In a lot of ways, your teenagers are pretty darn remarkable. They are responsible and careful drivers who have even been known to fill the gas tank now and then without your asking first. They hold down part-time jobs at the neighborhood grocery store. Their grades are pretty good and they have a nice core group of friends, some of whom they’ve even known since kindergarten. They are looking forward to heading to college and have started the application process.
So, with all of these admirable aspirations and attributions in mind, why is the thought of handing them a Visa or MasterCard with their own name on it so frightening?
Actually, it’s smart on your part to be cautious with your kiddos’ first credit cards. Teens do have a tendency to let money slip through their fingers and if it’s shiny and pretty plastic “money,” it might be especially tempting for them to use a credit card more than they should. With this in mind, just as you didn’t just hand your teens the keys to the car before teaching them to drive, you should definitely take some precausions before signing your teens up for their first credit cards.
Explain Exactly How Credit Works
Although your teens might have a general idea of how credit cards work, it’s up to you to explain the topic in some detail. Talk about how a credit card is not free money, but is actually just a way to buy things now that you have to pay for later. Visit The Calculator Site website together and play with the online debt calculator. Show your teens how using a credit card with a 15.99 percent interest rate can turn a $400 new smartphone into one that costs more than $452—if they pay around $25 a month for 19 months in a row. Show them in black and white how a purchase that might seem like a good deal quickly gets more expensive due to interest rates. This is an important lesson to learn before signing up for a first account.
Discuss the Do’s and Don’ts
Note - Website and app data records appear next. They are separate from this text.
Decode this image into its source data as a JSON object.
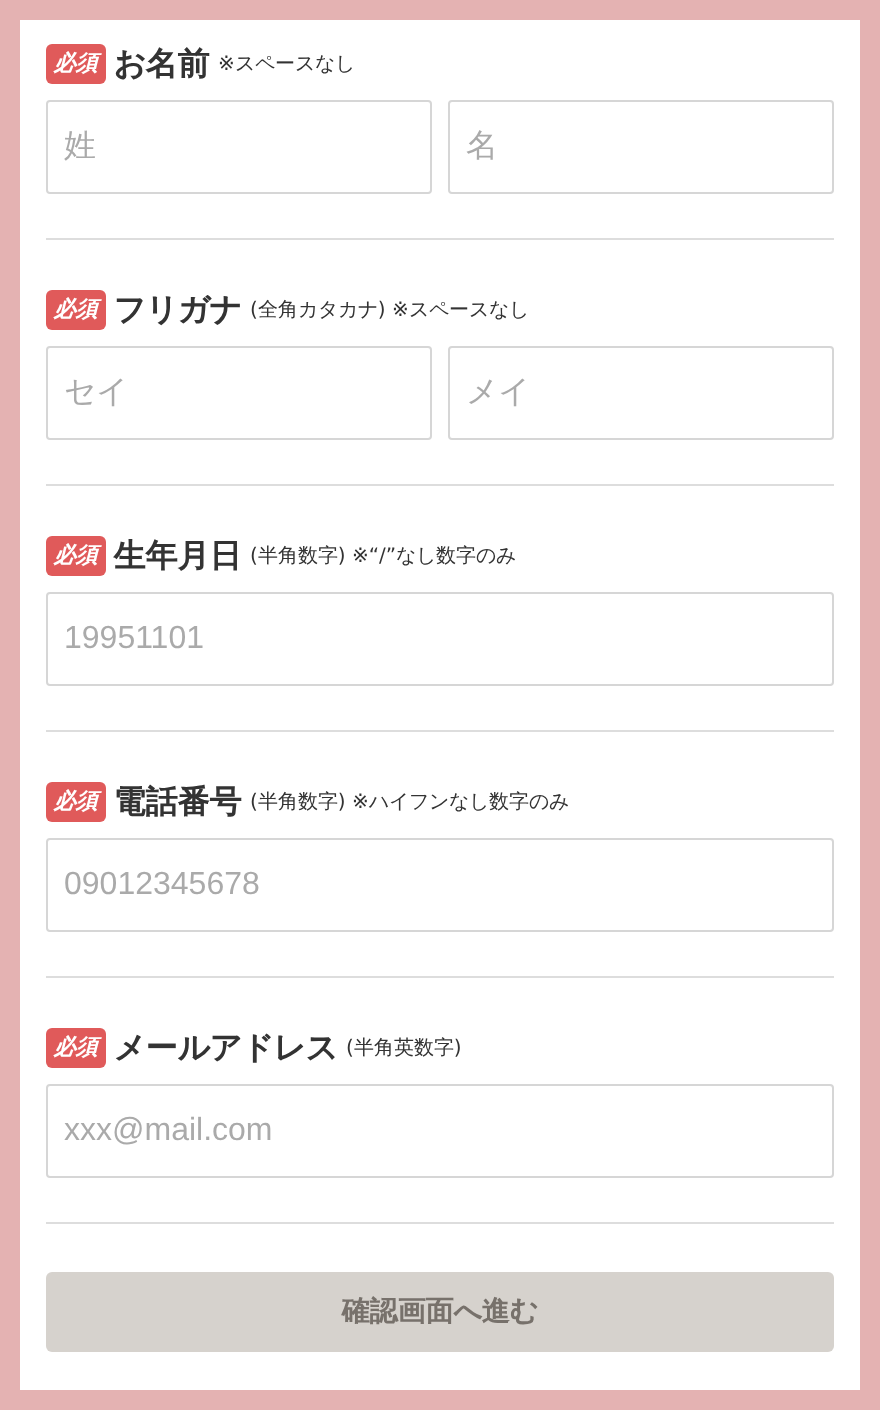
{
  "fields": [
    {
      "badge": "必須",
      "label": "お名前",
      "note": "※スペースなし",
      "inputs": [
        {
          "placeholder": "姓"
        },
        {
          "placeholder": "名"
        }
      ]
    },
    {
      "badge": "必須",
      "label": "フリガナ",
      "note": "(全角カタカナ) ※スペースなし",
      "inputs": [
        {
          "placeholder": "セイ"
        },
        {
          "placeholder": "メイ"
        }
      ]
    },
    {
      "badge": "必須",
      "label": "生年月日",
      "note": "(半角数字) ※“/”なし数字のみ",
      "inputs": [
        {
          "placeholder": "19951101"
        }
      ]
    },
    {
      "badge": "必須",
      "label": "電話番号",
      "note": "(半角数字) ※ハイフンなし数字のみ",
      "inputs": [
        {
          "placeholder": "09012345678"
        }
      ]
    },
    {
      "badge": "必須",
      "label": "メールアドレス",
      "note": "(半角英数字)",
      "inputs": [
        {
          "placeholder": "xxx@mail.com"
        }
      ]
    }
  ],
  "submit": {
    "label": "確認画面へ進む",
    "disabled": true
  }
}
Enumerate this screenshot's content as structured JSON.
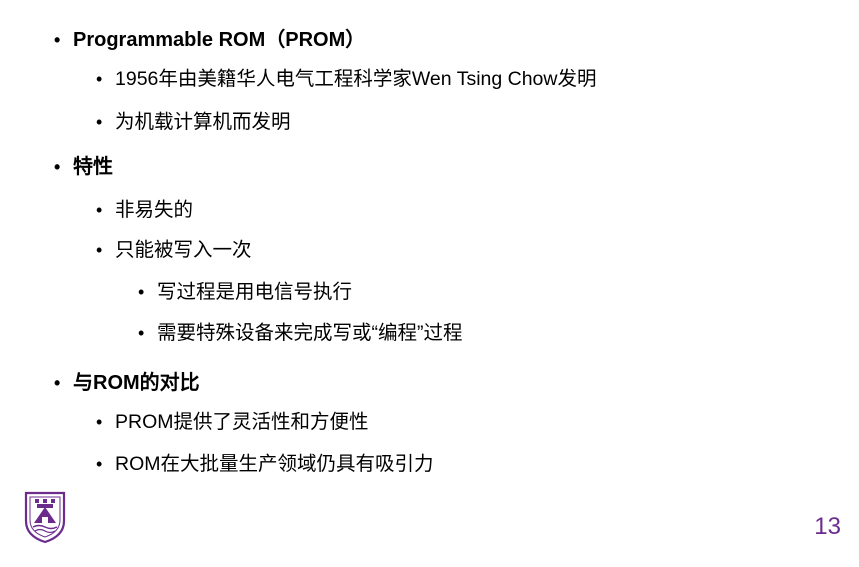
{
  "bullets": {
    "prom_title": "Programmable ROM（PROM）",
    "prom_sub1": "1956年由美籍华人电气工程科学家Wen Tsing Chow发明",
    "prom_sub2": "为机载计算机而发明",
    "features_title": "特性",
    "features_sub1": "非易失的",
    "features_sub2": "只能被写入一次",
    "features_sub2_a": "写过程是用电信号执行",
    "features_sub2_b": "需要特殊设备来完成写或“编程”过程",
    "compare_title": "与ROM的对比",
    "compare_sub1": "PROM提供了灵活性和方便性",
    "compare_sub2": "ROM在大批量生产领域仍具有吸引力"
  },
  "bullet_symbol": "•",
  "page_number": "13",
  "colors": {
    "text": "#000000",
    "accent": "#6b2c8e"
  },
  "logo": {
    "icon": "university-crest-icon"
  }
}
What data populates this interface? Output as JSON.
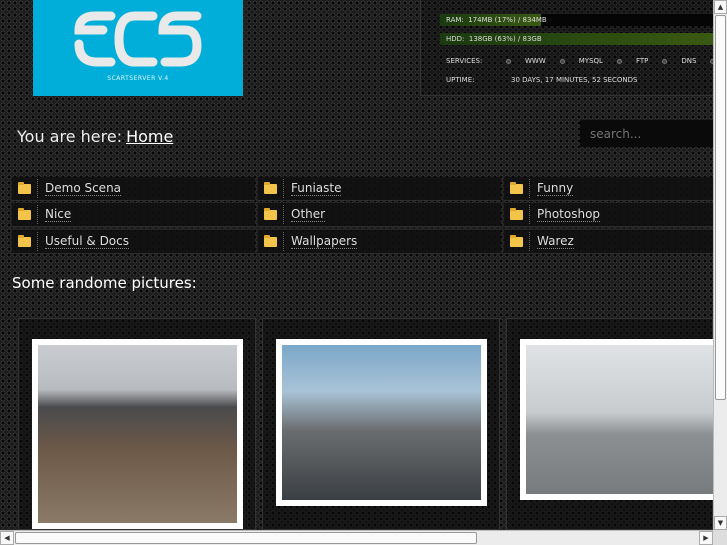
{
  "logo": {
    "text": "SCS",
    "subtitle": "SCARTSERVER V.4"
  },
  "stats": {
    "ram_label": "RAM:",
    "ram_value": "174MB (17%) / 834MB",
    "ram_percent": 17,
    "hdd_label": "HDD:",
    "hdd_value": "138GB (63%) / 83GB",
    "hdd_percent": 63,
    "services_label": "SERVICES:",
    "services": [
      "WWW",
      "MYSQL",
      "FTP",
      "DNS"
    ],
    "uptime_label": "UPTIME:",
    "uptime_value": "30 DAYS, 17 MINUTES, 52 SECONDS"
  },
  "breadcrumb": {
    "prefix": "You are here:",
    "home": "Home"
  },
  "search": {
    "placeholder": "search..."
  },
  "folders": [
    "Demo Scena",
    "Funiaste",
    "Funny",
    "Nice",
    "Other",
    "Photoshop",
    "Useful & Docs",
    "Wallpapers",
    "Warez"
  ],
  "pictures": {
    "heading": "Some randome pictures:"
  }
}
Your teens might roll their eyes a bit at this lesson, but don’t let that stop you from explaining exactly what a credit card can and should be used to buy. Let them know that it’s okay to use it to replace a flat tire for their car, but not to go on a shopping spree at the mall. While they might pay for some school-related gear like books and walking shoes, they should avoid using it to pay for pizza and lattes. Refer back to the interest rate lesson and point out that it would be really crummy to spend five or six months paying off a bunch of meals they already enjoyed. You may want to explain the difference in kinds of debt—student loans or a mortgage is less detrimental than credit card debt.
Talk about Credit Ratings
Unfortunately, your teen might regale you with a tale or two about “some dude” he or she knows who used a credit card, got into trouble with it, and either declared bankruptcy or just stopped paying on it. This is actually a great segue into your own lesson about credit ratings, FICO scores and the importance of safeguarding their good name. Let your teens know that the way they spend now will influence the way they are allowed to spend later, and if they go nuts with their Visa and don’t pay their bills in time, it will translate into a low FICO score which will impact their ability to buy a car, purchase a home someday or even qualify for a new cellphone plan. Also emphasize the importance of keeping their credit card number and other personal data safe at all times, and consider a subscription to a credit monitoring service to keep electronic tabs on your teens’ personal information just in case their information falls into the wrong hands.